This story ran in the Sun Sailor newspaper on February 26, 2019.
Rep. Cheryl Youakim (DFL-Hopkins) is supporting a bill that would allow more local governments in Minnesota the opportunity to adopt ranked-choice voting.
The bill had its first hearing in the House Subcommittee on Elections Feb. 20.
Ranked-choice voting consolidates local nonpartisan primaries and general elections into one election in which voters rank candidates in each race by preference. When candidates are mathematically eliminated during tallying, the next-highest preferences of people who voted for them are considered instead.
The bill, HF 983, would allow all cities, townships, counties and school districts to use ranked-choice voting if they choose to do so. It also establishes implementation standards for consistent use of ranked-choice voting across Minnesota and equipment guidelines to ensure replacement voting equipment is capable of using the system.
Currently only charter cities, which make up 15 percent of Minnesota’s cities, are able to implement ranked-choice voting without Legislative permission. Minneapolis, St. Paul and St. Louis Park are charter cities that have adopted the system. Youakim’s district includes a section of St. Louis Park along with Hopkins.
Minnesota Secretary of State Steve Simon, who authored a similar bill while representing the district Youakim now represents in the Minnesota House of Representatives, continues to support the measure. He called it a “Goldilocks option.”

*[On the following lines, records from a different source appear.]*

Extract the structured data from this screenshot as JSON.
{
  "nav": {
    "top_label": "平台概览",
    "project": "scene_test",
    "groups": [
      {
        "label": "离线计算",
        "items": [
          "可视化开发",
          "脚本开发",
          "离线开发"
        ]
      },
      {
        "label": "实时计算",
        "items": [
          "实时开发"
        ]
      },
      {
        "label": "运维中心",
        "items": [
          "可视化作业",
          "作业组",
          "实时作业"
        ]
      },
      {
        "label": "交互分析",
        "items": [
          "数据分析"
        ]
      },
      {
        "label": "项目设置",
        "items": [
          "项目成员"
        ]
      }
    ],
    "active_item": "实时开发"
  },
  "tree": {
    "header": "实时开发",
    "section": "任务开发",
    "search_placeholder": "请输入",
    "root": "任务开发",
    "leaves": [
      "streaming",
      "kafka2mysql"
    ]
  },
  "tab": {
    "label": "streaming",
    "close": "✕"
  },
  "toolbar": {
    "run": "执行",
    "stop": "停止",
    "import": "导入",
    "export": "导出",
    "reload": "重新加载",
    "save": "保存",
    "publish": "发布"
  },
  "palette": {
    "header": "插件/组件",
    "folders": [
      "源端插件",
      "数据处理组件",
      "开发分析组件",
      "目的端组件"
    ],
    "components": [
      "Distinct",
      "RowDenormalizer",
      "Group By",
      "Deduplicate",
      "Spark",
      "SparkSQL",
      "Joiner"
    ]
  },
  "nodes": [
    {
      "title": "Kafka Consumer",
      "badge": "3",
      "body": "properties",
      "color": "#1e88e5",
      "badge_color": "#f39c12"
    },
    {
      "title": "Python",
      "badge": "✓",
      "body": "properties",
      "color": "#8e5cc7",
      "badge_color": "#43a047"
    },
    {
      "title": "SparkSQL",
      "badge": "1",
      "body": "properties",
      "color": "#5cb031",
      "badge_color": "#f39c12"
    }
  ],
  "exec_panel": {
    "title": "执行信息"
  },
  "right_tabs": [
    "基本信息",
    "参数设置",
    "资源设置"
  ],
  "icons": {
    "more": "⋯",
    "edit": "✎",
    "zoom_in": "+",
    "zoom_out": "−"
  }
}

In a statement, Simon said, “It’s a compromise that says not that any jurisdiction should have Ranked Choice Voting, but if they want to have it, they shouldn’t have to come on bended knee to ask the legislature to ask special permission.”